By Elvina Nawaguna
WASHINGTON (Reuters) - The cash-strapped U.S. Postal Service plans to raise the cost of mailing a letter in the United States by three pennies to 49 cents in January, the agency announced on Wednesday.
The plan to increase the price of stamps and other postal services is expected to raise $2 billion annually and is subject to special approval from the Postal Regulatory Commission, it said. Prices also will go up for international mail and postcards.
The Postal Service is trying to reverse years of financial losses. It is coping with massive payments into a mandatory fund for its future retirees' healthcare, and with tumbling mail volumes as more Americans communicate and pay bills online.
The mail carrier lost nearly $16 billion last year and expects to lose $6 billion this year. The U.S. Congress is considering a structural overhaul that would give the Postal Service flexibility with its obligations and services but lawmakers have so far failed to agree on how to do so.
In the near-term, industry representatives and lawmakers said the higher rates are foolhardy and will only drive business away.
"No private company would increase prices when sales are already plummeting," said Mary Berner, CEO of the Association of Magazine Media, also known as MPA.
The MPA said the proposed increases could cost the magazine industry approximately $200 million annually and cause job losses.
Berner said her organization will aggressively oppose the rate hike and may consider litigation against the Postal Regulatory Commission if it approves the hike.
A 2006 law prohibits the Postal Service from raising prices beyond the annual inflation rate as measured by the Consumer Price Index. But the agency can seek a higher rate increase if faced with adverse circumstances.
The Postal Service Board of Governors voted to seek the so-called exigency rate increase, citing extreme financial challenges.
The agency does not require congressional action for an emergency rate increase, but must seek the approval of its direct regulator.
"I empathize with their decision but this comes at a serious cost," said California Republican Representative Darrell Issa, who is chairman of the House Oversight Committee. "If implemented, today's announcement may ease the financial burden on USPS in the very near term. But this rate hike and the ones sure to follow will only push more and more private sector customers to stop using the mail altogether."
Issa has sought legislative fixes for the Postal Service including switching to a five-day first-class mail delivery schedule but those efforts so far have been met with fierce opposition from other lawmakers and industry groups.

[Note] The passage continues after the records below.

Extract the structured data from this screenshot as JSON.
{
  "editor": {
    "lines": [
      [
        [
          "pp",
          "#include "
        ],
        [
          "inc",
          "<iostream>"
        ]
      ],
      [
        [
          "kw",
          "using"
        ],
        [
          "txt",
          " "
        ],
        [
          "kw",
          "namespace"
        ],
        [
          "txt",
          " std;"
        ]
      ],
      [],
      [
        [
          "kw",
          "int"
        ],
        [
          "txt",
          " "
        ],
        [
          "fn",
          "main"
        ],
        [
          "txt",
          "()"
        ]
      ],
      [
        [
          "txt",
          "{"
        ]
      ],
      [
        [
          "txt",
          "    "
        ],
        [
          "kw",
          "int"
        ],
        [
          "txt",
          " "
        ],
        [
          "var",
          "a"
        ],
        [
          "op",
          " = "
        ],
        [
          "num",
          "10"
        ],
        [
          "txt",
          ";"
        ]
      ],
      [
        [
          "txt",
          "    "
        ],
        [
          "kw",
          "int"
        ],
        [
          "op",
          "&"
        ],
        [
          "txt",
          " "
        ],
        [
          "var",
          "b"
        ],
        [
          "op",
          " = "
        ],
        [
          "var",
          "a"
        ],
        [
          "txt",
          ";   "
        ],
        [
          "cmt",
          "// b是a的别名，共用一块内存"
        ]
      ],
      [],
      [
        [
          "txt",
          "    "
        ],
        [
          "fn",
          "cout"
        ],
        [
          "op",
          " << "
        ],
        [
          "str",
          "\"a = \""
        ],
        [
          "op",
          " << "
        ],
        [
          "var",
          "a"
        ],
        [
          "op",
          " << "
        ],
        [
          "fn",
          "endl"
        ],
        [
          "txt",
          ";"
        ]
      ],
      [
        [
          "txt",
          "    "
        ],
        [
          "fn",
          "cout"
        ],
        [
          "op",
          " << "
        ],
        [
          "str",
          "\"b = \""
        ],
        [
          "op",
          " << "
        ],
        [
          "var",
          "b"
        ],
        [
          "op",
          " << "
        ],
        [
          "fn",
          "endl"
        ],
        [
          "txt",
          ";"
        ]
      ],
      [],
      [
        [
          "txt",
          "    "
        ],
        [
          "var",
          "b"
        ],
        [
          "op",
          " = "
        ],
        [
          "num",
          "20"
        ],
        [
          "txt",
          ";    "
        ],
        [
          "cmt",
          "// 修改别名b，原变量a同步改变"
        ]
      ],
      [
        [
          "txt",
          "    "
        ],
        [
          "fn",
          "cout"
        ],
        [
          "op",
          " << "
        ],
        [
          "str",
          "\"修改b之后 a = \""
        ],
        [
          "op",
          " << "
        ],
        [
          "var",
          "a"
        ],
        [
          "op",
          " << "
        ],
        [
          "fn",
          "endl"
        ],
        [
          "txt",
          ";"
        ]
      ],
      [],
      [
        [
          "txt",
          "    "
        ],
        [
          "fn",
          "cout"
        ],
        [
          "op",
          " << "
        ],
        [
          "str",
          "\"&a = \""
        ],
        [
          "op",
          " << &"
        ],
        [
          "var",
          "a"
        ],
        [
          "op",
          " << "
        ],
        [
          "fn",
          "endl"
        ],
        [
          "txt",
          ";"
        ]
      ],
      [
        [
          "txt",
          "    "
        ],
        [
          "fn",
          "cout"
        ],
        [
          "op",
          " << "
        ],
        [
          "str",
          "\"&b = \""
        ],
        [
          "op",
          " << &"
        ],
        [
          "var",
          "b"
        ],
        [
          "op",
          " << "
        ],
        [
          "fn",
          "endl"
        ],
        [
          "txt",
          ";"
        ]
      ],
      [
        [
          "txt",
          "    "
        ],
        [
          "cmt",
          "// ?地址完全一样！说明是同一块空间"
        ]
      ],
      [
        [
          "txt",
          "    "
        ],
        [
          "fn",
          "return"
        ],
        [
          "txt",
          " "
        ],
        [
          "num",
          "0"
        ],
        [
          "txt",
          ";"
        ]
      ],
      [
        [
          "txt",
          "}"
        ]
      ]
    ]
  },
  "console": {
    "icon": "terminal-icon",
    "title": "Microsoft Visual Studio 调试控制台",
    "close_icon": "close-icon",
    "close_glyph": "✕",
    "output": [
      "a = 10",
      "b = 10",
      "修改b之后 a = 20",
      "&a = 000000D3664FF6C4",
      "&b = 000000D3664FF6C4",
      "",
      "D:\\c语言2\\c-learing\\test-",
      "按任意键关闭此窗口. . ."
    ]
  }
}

The U.S. Postal Service is a semi-independent government agency that does not receive taxpayer money but depends on sale of stamps and other products to fund its operations.
Maryland Democratic Representative Elijah Cummings, ranking member of the Oversight Committee, said the Postal Service cannot solve its problems only by reducing costs or increasing prices.
"It is Congress' responsibility to put the Postal Service back on the path to solvency by passing a comprehensive reform bill that encourages innovation and new product development," Cummings said.
The Postal Service posted a net loss of $740 million in the third quarter, which ended June 30. While still high, the loss was a huge improvement from the $5.2 billion loss the same quarter the previous year.
Citing this improvement, industry groups say that the Postal Service does not need the aggressive cost-cutting measures and rate increases it is seeking.
"Exigency rate increases were meant to respond to extraordinary circumstances and are no substitute for common sense structural reforms that will put the Postal Service on sound and sustainable fiscal footing," Rafe Morrissey, the Greeting Card Association's vice president of postal affairs, said in a statement.
Morrissey said the exigency rate increase would only drive away mail volume to the Postal Service's competitors.
(Editing by Karey Van Hall, Mohammad Zargham and Bill Trott)